→ **Task to carry out**:
Return every record below exactly; leave out the images.

→ **Extracted records**:
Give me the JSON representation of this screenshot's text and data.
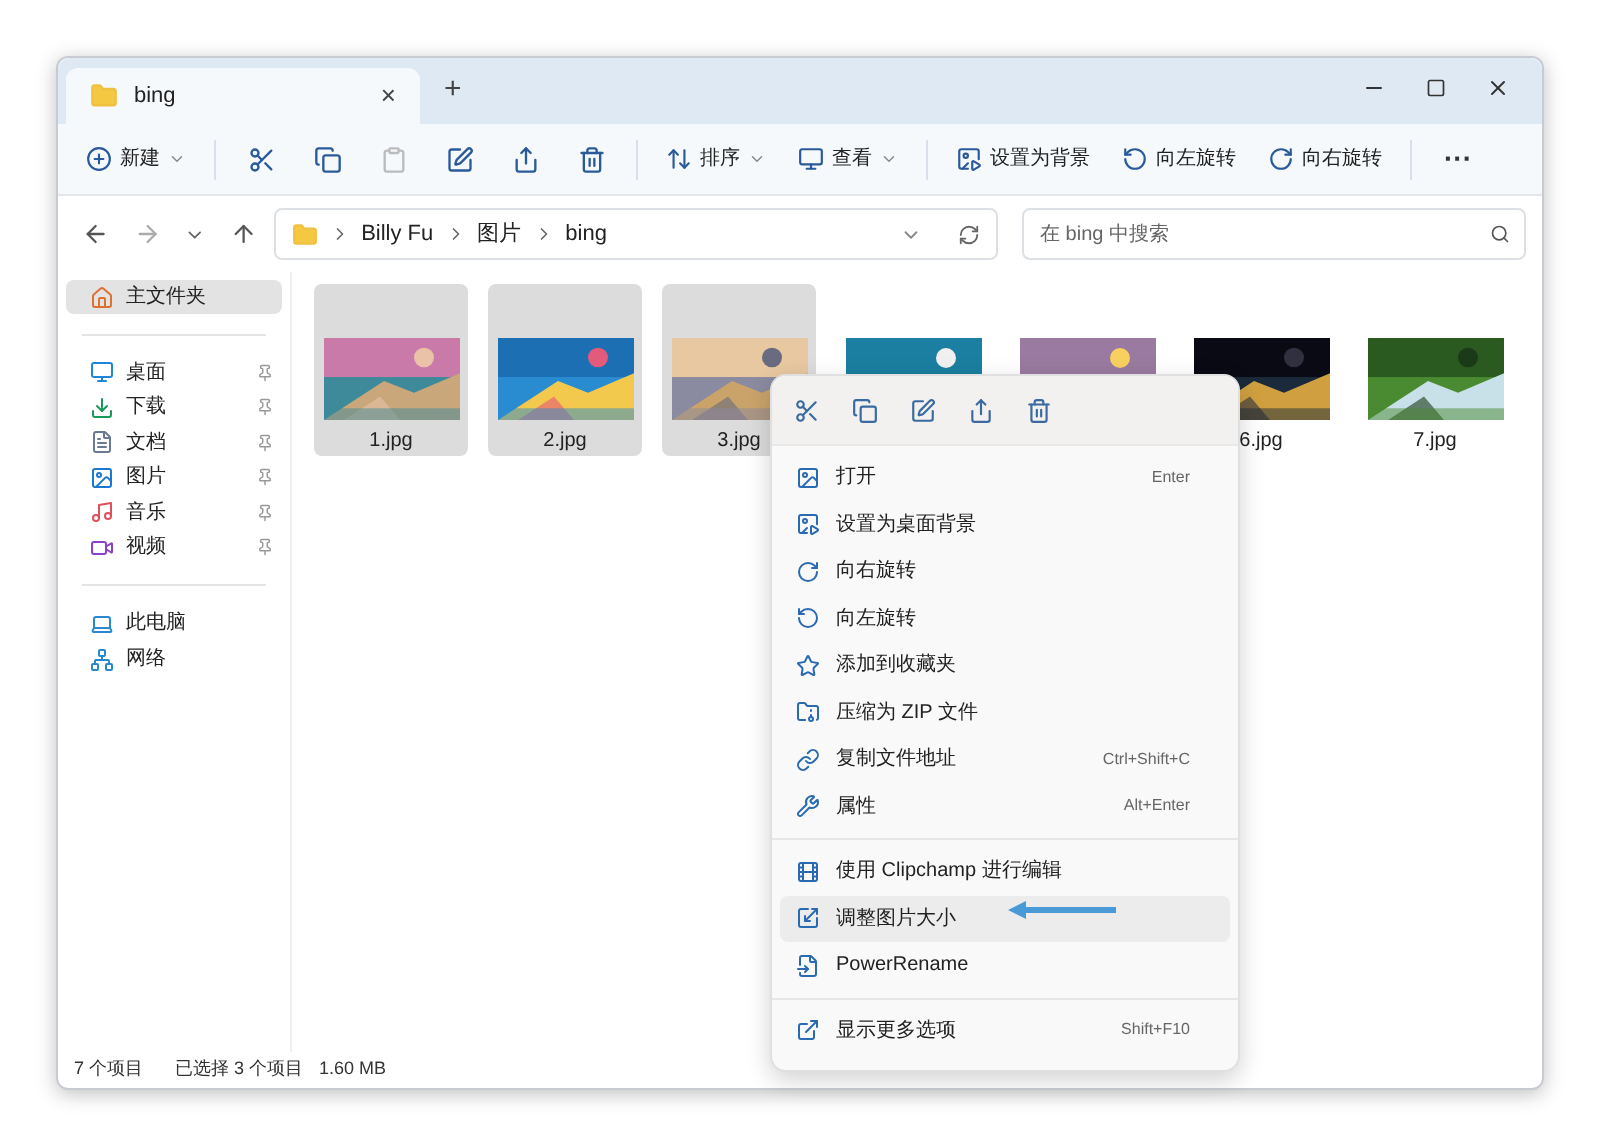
{
  "tab": {
    "title": "bing",
    "selected": true
  },
  "window_controls": {
    "close_tab": "×",
    "new_tab": "+"
  },
  "toolbar": {
    "new": {
      "label": "新建",
      "dropdown": true
    },
    "sort": {
      "label": "排序",
      "dropdown": true
    },
    "view": {
      "label": "查看",
      "dropdown": true
    },
    "set_background": {
      "label": "设置为背景"
    },
    "rotate_left": {
      "label": "向左旋转"
    },
    "rotate_right": {
      "label": "向右旋转"
    },
    "more": "···"
  },
  "breadcrumb": [
    "Billy Fu",
    "图片",
    "bing"
  ],
  "search": {
    "placeholder": "在 bing 中搜索"
  },
  "sidebar": {
    "home": {
      "label": "主文件夹",
      "selected": true
    },
    "pinned": [
      {
        "label": "桌面",
        "pinned": true
      },
      {
        "label": "下载",
        "pinned": true
      },
      {
        "label": "文档",
        "pinned": true
      },
      {
        "label": "图片",
        "pinned": true
      },
      {
        "label": "音乐",
        "pinned": true
      },
      {
        "label": "视频",
        "pinned": true
      }
    ],
    "locations": [
      {
        "label": "此电脑"
      },
      {
        "label": "网络"
      }
    ]
  },
  "files": [
    {
      "name": "1.jpg",
      "selected": true,
      "kind": "picture"
    },
    {
      "name": "2.jpg",
      "selected": true,
      "kind": "picture"
    },
    {
      "name": "3.jpg",
      "selected": true,
      "kind": "picture"
    },
    {
      "selected": false,
      "kind": "picture"
    },
    {
      "selected": false,
      "kind": "picture"
    },
    {
      "name": "6.jpg",
      "selected": false,
      "kind": "picture"
    },
    {
      "name": "7.jpg",
      "selected": false,
      "kind": "picture"
    }
  ],
  "context_menu": {
    "groups": [
      [
        {
          "label": "打开",
          "shortcut": "Enter",
          "selected": false
        },
        {
          "label": "设置为桌面背景",
          "selected": false
        },
        {
          "label": "向右旋转",
          "selected": false
        },
        {
          "label": "向左旋转",
          "selected": false
        },
        {
          "label": "添加到收藏夹",
          "selected": false
        },
        {
          "label": "压缩为 ZIP 文件",
          "selected": false
        },
        {
          "label": "复制文件地址",
          "shortcut": "Ctrl+Shift+C",
          "selected": false
        },
        {
          "label": "属性",
          "shortcut": "Alt+Enter",
          "selected": false
        }
      ],
      [
        {
          "label": "使用 Clipchamp 进行编辑",
          "selected": false
        },
        {
          "label": "调整图片大小",
          "selected": true
        },
        {
          "label": "PowerRename",
          "selected": false
        }
      ],
      [
        {
          "label": "显示更多选项",
          "shortcut": "Shift+F10",
          "selected": false
        }
      ]
    ]
  },
  "status_bar": {
    "count": "7 个项目",
    "selection": "已选择 3 个项目",
    "size": "1.60 MB"
  }
}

→ **Exercise answer**:
Give me the JSON representation of this screenshot's text and data.
{
  "tab": {
    "title": "bing",
    "selected": true
  },
  "window_controls": {
    "close_tab": "×",
    "new_tab": "+"
  },
  "toolbar": {
    "new": {
      "label": "新建",
      "dropdown": true
    },
    "sort": {
      "label": "排序",
      "dropdown": true
    },
    "view": {
      "label": "查看",
      "dropdown": true
    },
    "set_background": {
      "label": "设置为背景"
    },
    "rotate_left": {
      "label": "向左旋转"
    },
    "rotate_right": {
      "label": "向右旋转"
    },
    "more": "···"
  },
  "breadcrumb": [
    "Billy Fu",
    "图片",
    "bing"
  ],
  "search": {
    "placeholder": "在 bing 中搜索"
  },
  "sidebar": {
    "home": {
      "label": "主文件夹",
      "selected": true
    },
    "pinned": [
      {
        "label": "桌面",
        "pinned": true
      },
      {
        "label": "下载",
        "pinned": true
      },
      {
        "label": "文档",
        "pinned": true
      },
      {
        "label": "图片",
        "pinned": true
      },
      {
        "label": "音乐",
        "pinned": true
      },
      {
        "label": "视频",
        "pinned": true
      }
    ],
    "locations": [
      {
        "label": "此电脑"
      },
      {
        "label": "网络"
      }
    ]
  },
  "files": [
    {
      "name": "1.jpg",
      "selected": true,
      "kind": "picture"
    },
    {
      "name": "2.jpg",
      "selected": true,
      "kind": "picture"
    },
    {
      "name": "3.jpg",
      "selected": true,
      "kind": "picture"
    },
    {
      "selected": false,
      "kind": "picture"
    },
    {
      "selected": false,
      "kind": "picture"
    },
    {
      "name": "6.jpg",
      "selected": false,
      "kind": "picture"
    },
    {
      "name": "7.jpg",
      "selected": false,
      "kind": "picture"
    }
  ],
  "context_menu": {
    "groups": [
      [
        {
          "label": "打开",
          "shortcut": "Enter",
          "selected": false
        },
        {
          "label": "设置为桌面背景",
          "selected": false
        },
        {
          "label": "向右旋转",
          "selected": false
        },
        {
          "label": "向左旋转",
          "selected": false
        },
        {
          "label": "添加到收藏夹",
          "selected": false
        },
        {
          "label": "压缩为 ZIP 文件",
          "selected": false
        },
        {
          "label": "复制文件地址",
          "shortcut": "Ctrl+Shift+C",
          "selected": false
        },
        {
          "label": "属性",
          "shortcut": "Alt+Enter",
          "selected": false
        }
      ],
      [
        {
          "label": "使用 Clipchamp 进行编辑",
          "selected": false
        },
        {
          "label": "调整图片大小",
          "selected": true
        },
        {
          "label": "PowerRename",
          "selected": false
        }
      ],
      [
        {
          "label": "显示更多选项",
          "shortcut": "Shift+F10",
          "selected": false
        }
      ]
    ]
  },
  "status_bar": {
    "count": "7 个项目",
    "selection": "已选择 3 个项目",
    "size": "1.60 MB"
  }
}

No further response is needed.